# WHAT YOU ARE ASKED TO DO
Could you print all of the data below again, exactly?

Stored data
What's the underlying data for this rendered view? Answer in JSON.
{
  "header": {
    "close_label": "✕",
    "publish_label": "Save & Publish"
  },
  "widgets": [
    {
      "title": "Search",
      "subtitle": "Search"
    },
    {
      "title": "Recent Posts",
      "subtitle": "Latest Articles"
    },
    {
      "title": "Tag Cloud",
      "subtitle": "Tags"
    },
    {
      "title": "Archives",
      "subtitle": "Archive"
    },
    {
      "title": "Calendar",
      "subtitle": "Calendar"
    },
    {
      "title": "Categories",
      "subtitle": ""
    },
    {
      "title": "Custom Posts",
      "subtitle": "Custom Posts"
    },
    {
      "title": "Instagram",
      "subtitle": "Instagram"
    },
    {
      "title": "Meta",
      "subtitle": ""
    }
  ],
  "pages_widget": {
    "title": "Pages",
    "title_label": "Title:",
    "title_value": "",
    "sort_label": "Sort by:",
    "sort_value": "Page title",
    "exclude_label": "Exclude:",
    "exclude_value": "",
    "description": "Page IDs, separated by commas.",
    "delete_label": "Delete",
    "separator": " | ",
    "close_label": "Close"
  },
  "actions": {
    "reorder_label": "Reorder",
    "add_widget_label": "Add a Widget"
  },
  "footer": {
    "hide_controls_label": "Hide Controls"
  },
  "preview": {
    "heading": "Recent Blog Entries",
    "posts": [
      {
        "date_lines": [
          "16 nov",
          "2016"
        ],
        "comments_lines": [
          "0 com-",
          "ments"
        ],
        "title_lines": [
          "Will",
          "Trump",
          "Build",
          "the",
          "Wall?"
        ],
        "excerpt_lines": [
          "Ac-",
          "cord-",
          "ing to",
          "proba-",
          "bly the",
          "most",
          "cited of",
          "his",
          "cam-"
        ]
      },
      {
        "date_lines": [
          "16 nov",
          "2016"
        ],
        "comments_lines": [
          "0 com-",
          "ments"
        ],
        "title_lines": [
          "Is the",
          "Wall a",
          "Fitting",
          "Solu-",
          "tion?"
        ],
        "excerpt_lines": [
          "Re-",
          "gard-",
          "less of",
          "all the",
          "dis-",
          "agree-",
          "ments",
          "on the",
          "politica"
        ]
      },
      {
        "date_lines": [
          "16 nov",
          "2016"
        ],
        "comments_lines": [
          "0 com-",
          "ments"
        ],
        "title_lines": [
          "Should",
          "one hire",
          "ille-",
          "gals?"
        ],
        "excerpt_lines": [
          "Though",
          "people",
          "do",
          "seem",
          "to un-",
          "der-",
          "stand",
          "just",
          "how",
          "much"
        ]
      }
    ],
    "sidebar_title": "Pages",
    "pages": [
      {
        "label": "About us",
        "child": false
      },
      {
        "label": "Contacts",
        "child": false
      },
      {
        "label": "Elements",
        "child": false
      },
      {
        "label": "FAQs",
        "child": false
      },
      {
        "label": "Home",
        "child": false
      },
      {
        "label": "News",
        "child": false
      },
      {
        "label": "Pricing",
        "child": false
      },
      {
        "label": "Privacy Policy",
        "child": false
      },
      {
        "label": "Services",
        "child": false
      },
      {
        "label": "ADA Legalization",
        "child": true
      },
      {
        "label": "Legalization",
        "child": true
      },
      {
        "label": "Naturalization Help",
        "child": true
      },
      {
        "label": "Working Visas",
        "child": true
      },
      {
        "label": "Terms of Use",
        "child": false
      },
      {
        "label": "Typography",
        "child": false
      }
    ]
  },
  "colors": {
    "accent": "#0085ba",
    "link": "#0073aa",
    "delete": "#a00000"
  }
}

# TASK SOLUTION
What's the underlying data for this rendered view? Answer in JSON.
{
  "header": {
    "close_label": "✕",
    "publish_label": "Save & Publish"
  },
  "widgets": [
    {
      "title": "Search",
      "subtitle": "Search"
    },
    {
      "title": "Recent Posts",
      "subtitle": "Latest Articles"
    },
    {
      "title": "Tag Cloud",
      "subtitle": "Tags"
    },
    {
      "title": "Archives",
      "subtitle": "Archive"
    },
    {
      "title": "Calendar",
      "subtitle": "Calendar"
    },
    {
      "title": "Categories",
      "subtitle": ""
    },
    {
      "title": "Custom Posts",
      "subtitle": "Custom Posts"
    },
    {
      "title": "Instagram",
      "subtitle": "Instagram"
    },
    {
      "title": "Meta",
      "subtitle": ""
    }
  ],
  "pages_widget": {
    "title": "Pages",
    "title_label": "Title:",
    "title_value": "",
    "sort_label": "Sort by:",
    "sort_value": "Page title",
    "exclude_label": "Exclude:",
    "exclude_value": "",
    "description": "Page IDs, separated by commas.",
    "delete_label": "Delete",
    "separator": " | ",
    "close_label": "Close"
  },
  "actions": {
    "reorder_label": "Reorder",
    "add_widget_label": "Add a Widget"
  },
  "footer": {
    "hide_controls_label": "Hide Controls"
  },
  "preview": {
    "heading": "Recent Blog Entries",
    "posts": [
      {
        "date_lines": [
          "16 nov",
          "2016"
        ],
        "comments_lines": [
          "0 com-",
          "ments"
        ],
        "title_lines": [
          "Will",
          "Trump",
          "Build",
          "the",
          "Wall?"
        ],
        "excerpt_lines": [
          "Ac-",
          "cord-",
          "ing to",
          "proba-",
          "bly the",
          "most",
          "cited of",
          "his",
          "cam-"
        ]
      },
      {
        "date_lines": [
          "16 nov",
          "2016"
        ],
        "comments_lines": [
          "0 com-",
          "ments"
        ],
        "title_lines": [
          "Is the",
          "Wall a",
          "Fitting",
          "Solu-",
          "tion?"
        ],
        "excerpt_lines": [
          "Re-",
          "gard-",
          "less of",
          "all the",
          "dis-",
          "agree-",
          "ments",
          "on the",
          "politica"
        ]
      },
      {
        "date_lines": [
          "16 nov",
          "2016"
        ],
        "comments_lines": [
          "0 com-",
          "ments"
        ],
        "title_lines": [
          "Should",
          "one hire",
          "ille-",
          "gals?"
        ],
        "excerpt_lines": [
          "Though",
          "people",
          "do",
          "seem",
          "to un-",
          "der-",
          "stand",
          "just",
          "how",
          "much"
        ]
      }
    ],
    "sidebar_title": "Pages",
    "pages": [
      {
        "label": "About us",
        "child": false
      },
      {
        "label": "Contacts",
        "child": false
      },
      {
        "label": "Elements",
        "child": false
      },
      {
        "label": "FAQs",
        "child": false
      },
      {
        "label": "Home",
        "child": false
      },
      {
        "label": "News",
        "child": false
      },
      {
        "label": "Pricing",
        "child": false
      },
      {
        "label": "Privacy Policy",
        "child": false
      },
      {
        "label": "Services",
        "child": false
      },
      {
        "label": "ADA Legalization",
        "child": true
      },
      {
        "label": "Legalization",
        "child": true
      },
      {
        "label": "Naturalization Help",
        "child": true
      },
      {
        "label": "Working Visas",
        "child": true
      },
      {
        "label": "Terms of Use",
        "child": false
      },
      {
        "label": "Typography",
        "child": false
      }
    ]
  },
  "colors": {
    "accent": "#0085ba",
    "link": "#0073aa",
    "delete": "#a00000"
  }
}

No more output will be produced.